These next several posts will be dedicated to stories about how my mental illness was accepted or not by my various employers over the years. This first story is about my first job out of college as a paralegal for a law office in a major New England city. In the post below, I compare paralegal work and project management work.
When I started working as a paralegal, the Americans with Disabilities Act had not yet been passed. This was 1986. When I signed up to work for this law firm, I was asked to fill out a questionnaire. As memory serves, one of the questions asked about whether I had a mental illness. This was before it was illegal to ask this question. The ADA did not get passed until 1990.
At the time in 1986, I opted not to be truthful in the questionnaire. I felt it was my right and my knowledge that the employer could not or should not access. This created the start of the process of always wondering whether it was good to declare my bipolar illness or not with an employer.
During the two years that I was a paralegal at this law firm, I exhausted my sick leave due to the bipolar diagnosis. I was still in process of getting the right combination of lithium and Tegretol together. I was also adjusting to taking meds on a regular basis. As many may know often it takes a year or two before you can accept your illness and that you will need to stay on meds likely indefinitely.
I don’t recall whether I was put on short-term disability during this time or not. But there was never talk of letting me go or firing me because of the bipolar illness or because of exceeding the allotted sick time for my station at that law firm.

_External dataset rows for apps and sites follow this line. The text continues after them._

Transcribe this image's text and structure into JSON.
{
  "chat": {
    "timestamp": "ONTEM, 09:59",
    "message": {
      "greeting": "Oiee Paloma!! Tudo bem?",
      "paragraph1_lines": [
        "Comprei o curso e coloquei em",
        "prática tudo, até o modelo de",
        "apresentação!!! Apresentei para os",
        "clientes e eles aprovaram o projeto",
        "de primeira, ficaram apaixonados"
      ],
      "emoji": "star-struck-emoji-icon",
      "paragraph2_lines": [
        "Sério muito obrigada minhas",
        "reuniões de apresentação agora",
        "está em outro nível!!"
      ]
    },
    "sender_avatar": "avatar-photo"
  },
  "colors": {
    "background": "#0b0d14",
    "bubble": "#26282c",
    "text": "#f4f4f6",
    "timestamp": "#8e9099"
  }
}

In general, the lack of a negative reaction to my being out ill was a positive outcome in the long-run. Today I consider this “tolerance” of my mental health needs to be a very positive outcome with an employer. I had not yet been certified as a project manager – that would come later in 2002. All in all and in retrospect, I found that working as a paralegal and having a mental illness were a combination that was somewhat manageable for me and for the employer.

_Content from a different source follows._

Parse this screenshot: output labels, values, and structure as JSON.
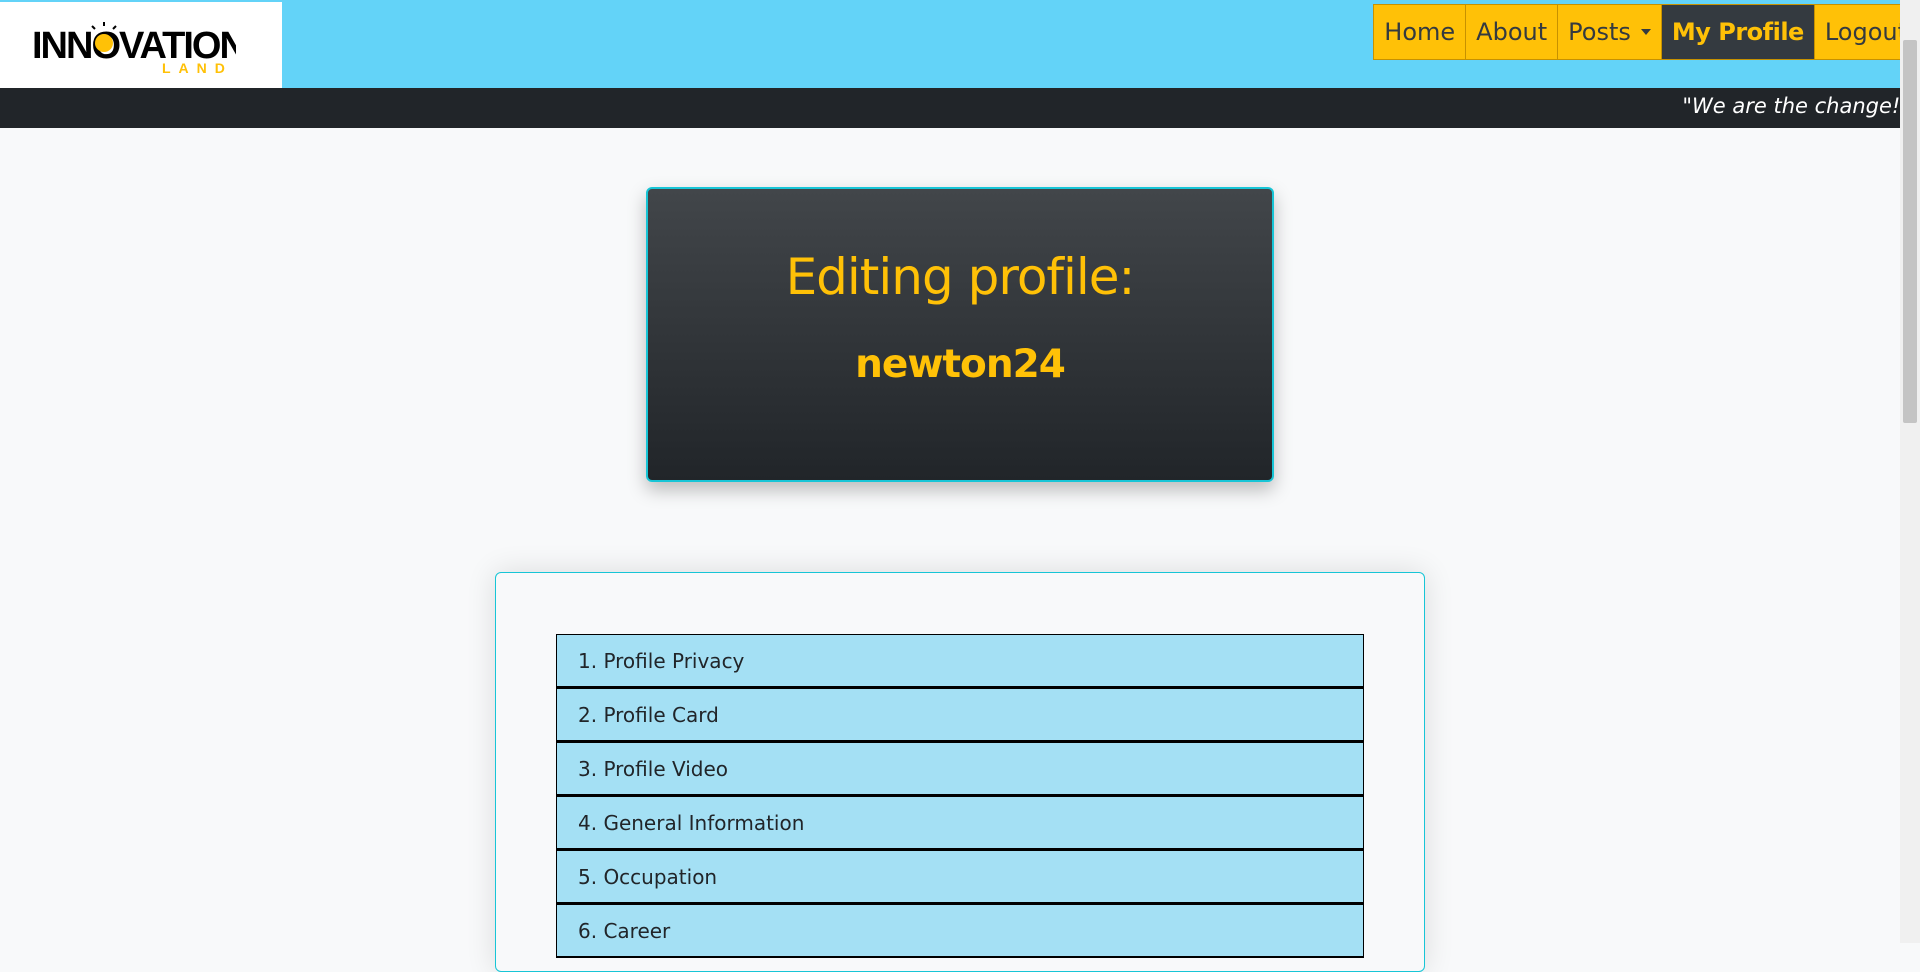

Years later in the 2000s I found that working as a project manager and having a mental illness was not a manageable combination at all. The stigma associated with the mental illness particularly in the project management workspace was just too great. This stigma has been discussed at various of my former blogposts.
What appears to be a deciding factor between “tolerance” and “intolerance” of the mental health condition is whether the specific job is in a supporting role rather than in a leadership role. As long as I was a paralegal and providing support to a team of attorneys, the idea of having some sort of mental health complications was “acceptable.” However, a project management role is/was a leadership role and therefore creates/created less “accepted” or “acceptable” responses proffered by the project management organization in the project/program management workplace. I wonder if I had been an attorney at the same law firm whether the same level of “tolerance” would have been extended to me. Or, if as an attorney I would have been in a leadership role and, therefore, the complications of mental illness would have also been less “accepted” and “acceptable.”